The Most Successful and Infamous Protests in U.S. History

The United States has a rich tradition of protests, and the right to gather and stand up for one's beliefs is a deeply held part of our culture. In recent months, the importance of protesting has been highlighted as people take to the streets to make their voices heard in what has become an incredibly contentious political landscape. While recent protests have certainly gained a great deal of attention, it is also important to recall past protest efforts. After all, those brave men and women of previous generations paved the way for the protest traditions we now exercise. The following are just some of the more notable and infamous protests that have taken place on American soil. 

The 1913 Women's Suffrage Parade

It is hard to believe that women have only had the right to vote for less than 100 years. In 1913, 8,000 people marched on Washington in a parade that was intended to draw support for a constitutional amendment to allow women the right to vote. Tens of thousands of spectators, mostly male, clogged the parade route, and many of the marchers were harassed or assaulted, with little help from the police who were there to oversee the event. The behavior and police response led to Congressional hearings. Seven long years later, women were granted voting rights through the Nineteenth Amendment.

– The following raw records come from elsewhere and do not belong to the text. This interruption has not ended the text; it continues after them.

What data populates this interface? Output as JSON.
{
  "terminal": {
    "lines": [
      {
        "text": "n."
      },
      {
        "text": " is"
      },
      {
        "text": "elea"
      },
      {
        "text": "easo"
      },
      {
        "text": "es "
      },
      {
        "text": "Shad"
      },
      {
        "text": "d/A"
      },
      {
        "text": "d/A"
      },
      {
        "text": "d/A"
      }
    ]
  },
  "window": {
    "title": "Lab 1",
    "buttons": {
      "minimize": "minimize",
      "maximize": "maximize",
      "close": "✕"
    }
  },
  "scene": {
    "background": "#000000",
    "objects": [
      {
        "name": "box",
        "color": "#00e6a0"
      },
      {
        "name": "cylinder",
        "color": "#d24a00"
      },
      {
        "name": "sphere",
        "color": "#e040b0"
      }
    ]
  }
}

In 1913, 8,000 people marched on Washington in a parade that was intended to draw support for a constitutional amendment to allow women the right to vote. Tens of thousands of spectators, mostly male, clogged the parade route, and many of the marchers were harassed or assaulted, with little help from the police who were there to oversee the  

The March on Washington for Jobs and Freedom

In 1963, Americans were deeply engaged in debate over civil rights and how to move our nation forward in light of disparities and violations against people of color. These tensions were highlighted by the March on Washington, where Martin Luther King Jr. gave his "I Have a Dream" speech in front of an estimated 200,000 supporters. That event is said to have changed the course of the civil rights movement and paved the way for the Voting Rights Act of 1965 and the Civil Rights Act of 1964. 

Moratorium Against the Vietnam War

The Vietnam War was one of the most divisive military actions in American history. In 1969, more than 500,000 people marched on Washington to protest American involvement in Vietnam. The event galvanized young people to take part in political efforts and prompted similar protest events across the nation and the world. Many people alive today still hold strong opinions on the matter and feel that the subject of Vietnam impacted the course of their lives.

These are just some of the protests that have enriched the American tradition of political action. Many more protests have taken place over the years, up to and including recent months. At Free at Last Bail Bonds, we fully support an individual's right to gather and have their voice peacefully heard. We hope that protests will be civil, non-violent and in light of the law. However, should you or your family require bail bond services, we are always here to help. Reuniting families is and always has been our top priority.